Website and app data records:
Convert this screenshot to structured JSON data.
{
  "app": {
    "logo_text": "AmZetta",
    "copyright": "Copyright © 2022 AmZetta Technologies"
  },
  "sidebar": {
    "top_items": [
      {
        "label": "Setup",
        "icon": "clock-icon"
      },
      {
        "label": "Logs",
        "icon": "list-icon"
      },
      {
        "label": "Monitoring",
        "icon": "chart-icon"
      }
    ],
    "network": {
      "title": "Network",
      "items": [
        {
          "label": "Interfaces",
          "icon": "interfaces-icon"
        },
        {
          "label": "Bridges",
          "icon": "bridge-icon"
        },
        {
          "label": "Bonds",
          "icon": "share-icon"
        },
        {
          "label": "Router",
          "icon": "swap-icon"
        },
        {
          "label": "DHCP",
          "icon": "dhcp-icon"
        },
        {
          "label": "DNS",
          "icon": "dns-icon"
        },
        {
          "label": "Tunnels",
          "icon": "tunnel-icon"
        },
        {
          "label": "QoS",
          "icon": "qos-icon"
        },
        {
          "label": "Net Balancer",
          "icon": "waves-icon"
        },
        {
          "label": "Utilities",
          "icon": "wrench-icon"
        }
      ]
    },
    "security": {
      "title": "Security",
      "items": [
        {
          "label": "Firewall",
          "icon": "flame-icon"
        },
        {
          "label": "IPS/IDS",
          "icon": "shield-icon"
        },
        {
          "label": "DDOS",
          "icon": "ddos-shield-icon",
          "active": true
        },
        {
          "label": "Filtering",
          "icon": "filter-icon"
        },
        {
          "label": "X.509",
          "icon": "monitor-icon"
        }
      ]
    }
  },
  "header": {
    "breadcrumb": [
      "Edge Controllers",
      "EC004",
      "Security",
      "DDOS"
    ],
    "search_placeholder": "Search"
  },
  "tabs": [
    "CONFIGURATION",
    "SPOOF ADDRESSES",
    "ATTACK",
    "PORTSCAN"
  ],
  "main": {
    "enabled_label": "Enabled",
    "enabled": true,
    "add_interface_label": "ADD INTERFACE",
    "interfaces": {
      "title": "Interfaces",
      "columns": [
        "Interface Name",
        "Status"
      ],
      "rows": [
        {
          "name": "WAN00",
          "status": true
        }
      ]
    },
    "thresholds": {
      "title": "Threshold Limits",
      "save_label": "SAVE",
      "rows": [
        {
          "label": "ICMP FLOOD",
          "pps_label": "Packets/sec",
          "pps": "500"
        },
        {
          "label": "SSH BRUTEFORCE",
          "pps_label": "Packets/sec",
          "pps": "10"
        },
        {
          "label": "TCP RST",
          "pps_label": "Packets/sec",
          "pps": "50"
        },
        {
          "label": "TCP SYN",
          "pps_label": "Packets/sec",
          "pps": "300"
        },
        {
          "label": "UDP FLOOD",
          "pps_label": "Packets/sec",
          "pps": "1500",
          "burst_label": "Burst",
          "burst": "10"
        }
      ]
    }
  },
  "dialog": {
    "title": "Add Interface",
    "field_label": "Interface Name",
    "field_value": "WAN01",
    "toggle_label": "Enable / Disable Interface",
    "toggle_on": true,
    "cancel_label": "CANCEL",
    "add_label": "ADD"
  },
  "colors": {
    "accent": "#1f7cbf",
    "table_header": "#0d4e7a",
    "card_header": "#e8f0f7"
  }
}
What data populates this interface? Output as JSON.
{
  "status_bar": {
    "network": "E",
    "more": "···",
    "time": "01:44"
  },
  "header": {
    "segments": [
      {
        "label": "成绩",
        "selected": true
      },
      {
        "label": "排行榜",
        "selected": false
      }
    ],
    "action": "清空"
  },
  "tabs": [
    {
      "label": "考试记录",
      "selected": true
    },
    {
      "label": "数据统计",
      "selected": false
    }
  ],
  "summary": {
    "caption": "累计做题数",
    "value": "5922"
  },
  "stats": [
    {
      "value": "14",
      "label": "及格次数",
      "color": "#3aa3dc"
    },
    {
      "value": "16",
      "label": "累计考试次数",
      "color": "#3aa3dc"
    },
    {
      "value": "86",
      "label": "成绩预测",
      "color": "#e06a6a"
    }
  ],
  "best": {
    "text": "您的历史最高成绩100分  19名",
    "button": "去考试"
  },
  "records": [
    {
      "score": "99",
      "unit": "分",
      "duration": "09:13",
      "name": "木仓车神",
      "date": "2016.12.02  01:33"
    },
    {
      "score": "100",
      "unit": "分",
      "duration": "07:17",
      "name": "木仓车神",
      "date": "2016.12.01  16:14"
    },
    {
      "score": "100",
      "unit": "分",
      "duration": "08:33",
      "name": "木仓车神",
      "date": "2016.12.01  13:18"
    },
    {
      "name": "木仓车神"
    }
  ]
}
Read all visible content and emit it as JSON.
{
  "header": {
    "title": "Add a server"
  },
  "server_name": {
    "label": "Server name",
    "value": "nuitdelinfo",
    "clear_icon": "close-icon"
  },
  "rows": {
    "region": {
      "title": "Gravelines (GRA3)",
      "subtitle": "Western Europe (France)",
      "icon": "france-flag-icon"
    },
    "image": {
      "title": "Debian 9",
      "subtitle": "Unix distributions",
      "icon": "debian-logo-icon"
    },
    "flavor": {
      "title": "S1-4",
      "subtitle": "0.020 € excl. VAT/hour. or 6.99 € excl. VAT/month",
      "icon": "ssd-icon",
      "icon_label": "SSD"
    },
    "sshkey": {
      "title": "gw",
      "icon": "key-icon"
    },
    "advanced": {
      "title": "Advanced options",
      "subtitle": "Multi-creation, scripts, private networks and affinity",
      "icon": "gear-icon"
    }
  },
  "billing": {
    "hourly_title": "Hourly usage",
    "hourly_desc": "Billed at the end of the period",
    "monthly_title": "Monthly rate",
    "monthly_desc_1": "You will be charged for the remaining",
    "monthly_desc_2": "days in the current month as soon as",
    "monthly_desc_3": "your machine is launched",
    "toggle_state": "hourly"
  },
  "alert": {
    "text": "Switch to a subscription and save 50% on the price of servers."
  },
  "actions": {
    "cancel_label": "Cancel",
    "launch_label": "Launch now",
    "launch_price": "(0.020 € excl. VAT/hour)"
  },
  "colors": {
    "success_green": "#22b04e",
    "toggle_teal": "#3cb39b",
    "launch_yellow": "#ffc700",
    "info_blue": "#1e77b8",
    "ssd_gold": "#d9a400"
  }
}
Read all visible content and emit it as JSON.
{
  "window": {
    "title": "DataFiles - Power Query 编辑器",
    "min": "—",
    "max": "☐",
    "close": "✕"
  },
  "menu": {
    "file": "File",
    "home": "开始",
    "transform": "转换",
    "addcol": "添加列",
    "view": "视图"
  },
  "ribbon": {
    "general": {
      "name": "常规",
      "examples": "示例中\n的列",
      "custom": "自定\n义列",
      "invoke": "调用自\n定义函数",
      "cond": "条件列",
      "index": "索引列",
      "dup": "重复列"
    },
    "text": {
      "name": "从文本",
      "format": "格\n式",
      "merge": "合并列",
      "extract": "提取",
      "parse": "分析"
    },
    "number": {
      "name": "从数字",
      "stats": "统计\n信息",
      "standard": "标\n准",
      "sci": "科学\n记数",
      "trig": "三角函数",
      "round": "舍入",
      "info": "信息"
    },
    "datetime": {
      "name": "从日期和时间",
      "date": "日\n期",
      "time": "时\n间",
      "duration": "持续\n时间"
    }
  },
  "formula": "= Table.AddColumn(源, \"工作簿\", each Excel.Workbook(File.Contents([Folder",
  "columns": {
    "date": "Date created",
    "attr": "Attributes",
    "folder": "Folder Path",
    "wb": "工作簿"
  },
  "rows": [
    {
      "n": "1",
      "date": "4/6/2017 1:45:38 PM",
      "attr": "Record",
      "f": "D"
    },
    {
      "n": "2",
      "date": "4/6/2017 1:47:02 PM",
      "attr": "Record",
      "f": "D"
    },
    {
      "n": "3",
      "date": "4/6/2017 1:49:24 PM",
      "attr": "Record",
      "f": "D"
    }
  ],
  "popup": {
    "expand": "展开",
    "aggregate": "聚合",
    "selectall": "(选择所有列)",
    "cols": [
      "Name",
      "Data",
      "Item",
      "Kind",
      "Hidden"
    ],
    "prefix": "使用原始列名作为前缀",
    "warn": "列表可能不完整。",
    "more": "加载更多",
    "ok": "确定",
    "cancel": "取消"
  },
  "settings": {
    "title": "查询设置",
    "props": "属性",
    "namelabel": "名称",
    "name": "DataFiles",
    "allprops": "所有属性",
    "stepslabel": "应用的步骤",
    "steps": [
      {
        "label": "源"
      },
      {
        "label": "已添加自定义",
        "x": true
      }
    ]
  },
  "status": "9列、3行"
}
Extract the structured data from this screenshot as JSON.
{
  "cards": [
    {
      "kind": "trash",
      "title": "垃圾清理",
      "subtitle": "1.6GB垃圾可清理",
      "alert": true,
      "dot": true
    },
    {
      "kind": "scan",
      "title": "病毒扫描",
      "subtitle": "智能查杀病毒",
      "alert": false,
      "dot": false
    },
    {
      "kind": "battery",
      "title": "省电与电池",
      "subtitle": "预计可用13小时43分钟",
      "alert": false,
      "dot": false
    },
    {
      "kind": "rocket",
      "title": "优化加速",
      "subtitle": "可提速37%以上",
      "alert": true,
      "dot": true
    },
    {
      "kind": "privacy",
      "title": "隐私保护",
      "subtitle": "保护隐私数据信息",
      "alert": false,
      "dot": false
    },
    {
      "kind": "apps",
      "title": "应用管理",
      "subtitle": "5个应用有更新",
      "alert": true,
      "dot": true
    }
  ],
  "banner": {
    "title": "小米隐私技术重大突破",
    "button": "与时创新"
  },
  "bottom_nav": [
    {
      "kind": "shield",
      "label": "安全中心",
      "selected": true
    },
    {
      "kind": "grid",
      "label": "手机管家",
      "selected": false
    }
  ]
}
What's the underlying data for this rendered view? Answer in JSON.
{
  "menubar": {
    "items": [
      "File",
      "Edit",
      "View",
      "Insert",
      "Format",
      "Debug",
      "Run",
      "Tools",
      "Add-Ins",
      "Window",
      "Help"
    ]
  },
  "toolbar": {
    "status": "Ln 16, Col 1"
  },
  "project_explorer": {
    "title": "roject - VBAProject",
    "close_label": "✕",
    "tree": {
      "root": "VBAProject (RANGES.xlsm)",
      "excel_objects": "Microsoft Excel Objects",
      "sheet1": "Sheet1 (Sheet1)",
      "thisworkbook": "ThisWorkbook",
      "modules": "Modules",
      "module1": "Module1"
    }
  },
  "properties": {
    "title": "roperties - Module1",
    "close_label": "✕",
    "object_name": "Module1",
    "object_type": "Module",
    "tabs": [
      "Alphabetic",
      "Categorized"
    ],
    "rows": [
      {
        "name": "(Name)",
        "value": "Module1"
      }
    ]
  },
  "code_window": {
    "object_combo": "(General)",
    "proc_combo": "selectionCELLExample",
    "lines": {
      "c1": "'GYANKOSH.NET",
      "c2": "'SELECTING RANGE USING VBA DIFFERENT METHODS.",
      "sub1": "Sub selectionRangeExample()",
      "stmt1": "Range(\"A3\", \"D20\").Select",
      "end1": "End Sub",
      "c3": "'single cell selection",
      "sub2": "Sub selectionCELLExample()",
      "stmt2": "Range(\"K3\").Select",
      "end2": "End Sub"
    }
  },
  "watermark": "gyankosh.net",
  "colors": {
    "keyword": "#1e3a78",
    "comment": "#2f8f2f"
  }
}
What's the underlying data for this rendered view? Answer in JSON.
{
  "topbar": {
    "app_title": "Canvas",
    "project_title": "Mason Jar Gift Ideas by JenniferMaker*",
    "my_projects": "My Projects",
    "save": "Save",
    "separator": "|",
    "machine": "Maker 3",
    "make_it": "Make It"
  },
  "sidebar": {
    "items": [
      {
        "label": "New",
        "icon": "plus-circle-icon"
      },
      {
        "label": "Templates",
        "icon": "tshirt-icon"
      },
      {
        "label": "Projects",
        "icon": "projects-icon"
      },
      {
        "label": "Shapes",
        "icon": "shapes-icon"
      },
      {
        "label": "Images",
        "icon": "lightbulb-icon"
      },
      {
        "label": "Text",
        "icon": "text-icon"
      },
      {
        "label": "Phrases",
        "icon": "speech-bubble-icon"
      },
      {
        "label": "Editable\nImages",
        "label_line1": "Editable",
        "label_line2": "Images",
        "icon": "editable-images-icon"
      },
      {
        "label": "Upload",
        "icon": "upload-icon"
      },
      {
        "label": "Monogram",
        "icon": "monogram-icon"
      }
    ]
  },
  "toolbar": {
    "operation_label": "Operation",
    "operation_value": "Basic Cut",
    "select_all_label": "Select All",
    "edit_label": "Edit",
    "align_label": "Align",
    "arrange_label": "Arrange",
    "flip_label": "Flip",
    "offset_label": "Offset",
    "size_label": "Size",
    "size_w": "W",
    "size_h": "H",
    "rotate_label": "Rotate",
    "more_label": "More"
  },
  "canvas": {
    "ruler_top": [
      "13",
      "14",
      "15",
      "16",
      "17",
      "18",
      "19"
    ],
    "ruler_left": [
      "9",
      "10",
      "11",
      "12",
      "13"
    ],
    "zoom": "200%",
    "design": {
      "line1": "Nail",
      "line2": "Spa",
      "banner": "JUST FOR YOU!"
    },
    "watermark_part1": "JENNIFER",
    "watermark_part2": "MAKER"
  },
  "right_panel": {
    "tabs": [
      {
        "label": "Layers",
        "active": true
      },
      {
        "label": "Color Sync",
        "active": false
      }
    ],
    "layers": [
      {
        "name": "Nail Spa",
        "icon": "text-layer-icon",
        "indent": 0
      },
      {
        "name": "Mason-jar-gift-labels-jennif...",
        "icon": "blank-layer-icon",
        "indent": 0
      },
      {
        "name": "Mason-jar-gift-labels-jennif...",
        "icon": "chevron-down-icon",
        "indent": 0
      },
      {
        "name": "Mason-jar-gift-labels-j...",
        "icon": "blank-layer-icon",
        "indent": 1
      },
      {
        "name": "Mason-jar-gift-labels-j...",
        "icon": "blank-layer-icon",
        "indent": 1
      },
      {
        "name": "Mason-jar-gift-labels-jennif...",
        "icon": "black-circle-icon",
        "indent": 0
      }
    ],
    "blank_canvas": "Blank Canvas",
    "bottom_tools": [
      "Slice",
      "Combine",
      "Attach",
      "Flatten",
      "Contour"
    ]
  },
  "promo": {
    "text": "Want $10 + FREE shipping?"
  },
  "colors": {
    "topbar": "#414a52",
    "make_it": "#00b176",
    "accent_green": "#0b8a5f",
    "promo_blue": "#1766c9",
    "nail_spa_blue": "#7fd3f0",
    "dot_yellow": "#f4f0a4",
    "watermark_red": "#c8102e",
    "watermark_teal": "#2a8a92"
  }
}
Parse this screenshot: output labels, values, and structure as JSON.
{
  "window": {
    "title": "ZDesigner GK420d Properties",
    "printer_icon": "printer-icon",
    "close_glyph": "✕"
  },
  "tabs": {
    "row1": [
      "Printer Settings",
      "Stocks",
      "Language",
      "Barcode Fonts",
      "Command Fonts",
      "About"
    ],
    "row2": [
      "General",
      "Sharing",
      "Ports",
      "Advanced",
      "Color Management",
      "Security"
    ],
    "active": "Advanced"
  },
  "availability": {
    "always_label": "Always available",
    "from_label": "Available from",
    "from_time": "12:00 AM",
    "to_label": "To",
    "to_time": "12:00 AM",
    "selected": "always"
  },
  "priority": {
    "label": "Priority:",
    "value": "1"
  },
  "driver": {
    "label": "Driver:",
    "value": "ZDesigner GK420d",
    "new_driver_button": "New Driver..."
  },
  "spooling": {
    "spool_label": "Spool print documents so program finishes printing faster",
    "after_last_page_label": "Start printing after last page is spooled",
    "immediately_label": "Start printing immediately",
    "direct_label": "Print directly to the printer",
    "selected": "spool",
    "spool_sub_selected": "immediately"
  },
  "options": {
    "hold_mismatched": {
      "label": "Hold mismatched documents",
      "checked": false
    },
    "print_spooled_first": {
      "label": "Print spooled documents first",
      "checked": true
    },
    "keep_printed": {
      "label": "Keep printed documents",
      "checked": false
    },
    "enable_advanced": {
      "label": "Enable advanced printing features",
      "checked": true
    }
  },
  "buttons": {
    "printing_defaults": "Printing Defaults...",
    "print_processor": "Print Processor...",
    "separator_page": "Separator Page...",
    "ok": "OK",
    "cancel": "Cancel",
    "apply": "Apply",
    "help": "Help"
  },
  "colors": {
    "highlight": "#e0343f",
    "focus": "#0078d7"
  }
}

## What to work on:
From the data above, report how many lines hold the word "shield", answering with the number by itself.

## Task answer:
3